Inverse condemnation and storm water sewer negligence claim dismissed
The negligence theories incorporated into Theodore Slicer's action against the City of St. Johns, Clinton County and its Road Commission were dismissed after the court ruled he had not complied with the 45 day notice requirement. HIs property flooded on September 15 of 2008 after a heavy rain. He put the City on notice by letter dated November 12. The Court held that since he did not comply with the 45 day limit his action must be dismissed if he did not prove a legal excuse. Since he did not allege that he was unaware of the notice requirement, and did not claim that he was not properly informed of the deadline by the City, he could not meet any of the notice exceptions. The Court arrived at this result despite the fact that it found an "obvious" breach by the municipalities of their duty to inform Slicer of his legal remedies and the notice period. His claim against the County was also deemed unsustainable because negligent design of a sewer system is deemed by our courts not to be an actionable theory: victims must allege a failure to maintain or repair.
The Court did allow Slicer to pursue an eminent domain claim. It noted there was evidence to support the claim that intentional actions taken by the municipalities in the process of a construction contract had resulted in the "taking" and use of Slicer's property.

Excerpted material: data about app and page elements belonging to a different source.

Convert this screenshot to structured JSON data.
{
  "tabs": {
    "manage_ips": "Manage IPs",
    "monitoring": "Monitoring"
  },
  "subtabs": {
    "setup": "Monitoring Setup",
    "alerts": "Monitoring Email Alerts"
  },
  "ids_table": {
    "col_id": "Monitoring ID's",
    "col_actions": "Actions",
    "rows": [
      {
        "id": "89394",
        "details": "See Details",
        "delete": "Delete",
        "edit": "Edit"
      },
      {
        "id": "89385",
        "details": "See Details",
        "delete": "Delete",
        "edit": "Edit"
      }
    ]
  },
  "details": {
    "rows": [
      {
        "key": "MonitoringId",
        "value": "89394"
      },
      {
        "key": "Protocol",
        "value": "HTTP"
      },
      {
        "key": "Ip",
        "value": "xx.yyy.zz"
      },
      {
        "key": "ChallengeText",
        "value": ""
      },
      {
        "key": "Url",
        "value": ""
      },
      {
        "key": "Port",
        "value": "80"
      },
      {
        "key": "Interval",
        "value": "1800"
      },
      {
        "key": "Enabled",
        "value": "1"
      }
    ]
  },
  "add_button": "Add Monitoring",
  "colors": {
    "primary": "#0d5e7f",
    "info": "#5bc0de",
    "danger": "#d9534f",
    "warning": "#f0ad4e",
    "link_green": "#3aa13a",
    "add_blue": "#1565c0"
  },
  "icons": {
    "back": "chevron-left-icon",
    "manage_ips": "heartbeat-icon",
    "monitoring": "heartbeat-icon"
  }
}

Therefore, it will be up to jurors to determine whether the "taking" was unconstitutional.